■ EXERCISE OBJECTIVE: Search the data below for the word "icon" and report how many lines contain it. Nothing but the number is needed.

** DATA SUPPLIED follows **

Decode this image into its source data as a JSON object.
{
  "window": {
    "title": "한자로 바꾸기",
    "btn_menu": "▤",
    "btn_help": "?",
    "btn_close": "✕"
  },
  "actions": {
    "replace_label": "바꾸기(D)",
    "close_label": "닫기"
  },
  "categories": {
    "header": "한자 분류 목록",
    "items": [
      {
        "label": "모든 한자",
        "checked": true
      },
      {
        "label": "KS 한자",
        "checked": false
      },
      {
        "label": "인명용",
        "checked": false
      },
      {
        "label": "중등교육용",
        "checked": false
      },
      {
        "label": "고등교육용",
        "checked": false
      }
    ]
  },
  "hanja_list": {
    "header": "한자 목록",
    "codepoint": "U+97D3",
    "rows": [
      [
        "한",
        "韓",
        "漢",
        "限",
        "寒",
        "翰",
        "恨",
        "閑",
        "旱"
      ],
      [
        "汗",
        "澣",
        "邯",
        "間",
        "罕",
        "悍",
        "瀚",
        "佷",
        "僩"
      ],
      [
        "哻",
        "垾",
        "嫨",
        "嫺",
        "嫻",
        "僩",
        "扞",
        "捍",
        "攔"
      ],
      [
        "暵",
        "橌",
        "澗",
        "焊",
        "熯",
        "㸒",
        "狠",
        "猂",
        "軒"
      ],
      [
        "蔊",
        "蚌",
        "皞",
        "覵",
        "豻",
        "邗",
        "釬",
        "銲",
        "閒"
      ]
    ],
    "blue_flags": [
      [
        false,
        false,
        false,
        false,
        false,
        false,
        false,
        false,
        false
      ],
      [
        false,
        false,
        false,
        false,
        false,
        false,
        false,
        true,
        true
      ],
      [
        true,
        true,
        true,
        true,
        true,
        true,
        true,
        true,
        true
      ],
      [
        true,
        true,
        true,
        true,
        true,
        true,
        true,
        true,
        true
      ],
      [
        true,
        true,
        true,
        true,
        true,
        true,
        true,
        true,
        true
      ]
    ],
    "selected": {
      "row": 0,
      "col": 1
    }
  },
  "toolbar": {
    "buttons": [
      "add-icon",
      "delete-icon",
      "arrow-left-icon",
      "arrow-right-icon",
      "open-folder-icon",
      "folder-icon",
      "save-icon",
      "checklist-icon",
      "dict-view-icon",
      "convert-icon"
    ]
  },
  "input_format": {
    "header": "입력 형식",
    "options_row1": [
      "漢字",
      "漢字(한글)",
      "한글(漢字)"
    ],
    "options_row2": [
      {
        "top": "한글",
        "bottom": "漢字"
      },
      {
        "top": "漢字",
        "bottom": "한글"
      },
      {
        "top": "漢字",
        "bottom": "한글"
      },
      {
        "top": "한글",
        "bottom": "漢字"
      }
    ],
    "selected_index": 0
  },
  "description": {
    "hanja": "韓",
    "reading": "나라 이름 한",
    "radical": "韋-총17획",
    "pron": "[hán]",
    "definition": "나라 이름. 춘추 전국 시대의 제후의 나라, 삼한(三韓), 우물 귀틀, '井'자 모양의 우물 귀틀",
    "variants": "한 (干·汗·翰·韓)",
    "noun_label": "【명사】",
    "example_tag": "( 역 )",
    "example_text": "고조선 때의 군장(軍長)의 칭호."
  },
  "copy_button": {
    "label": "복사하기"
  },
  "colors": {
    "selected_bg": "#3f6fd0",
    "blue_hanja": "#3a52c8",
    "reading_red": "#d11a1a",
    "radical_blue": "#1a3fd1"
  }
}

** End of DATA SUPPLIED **

■ FINISHED TASK: 10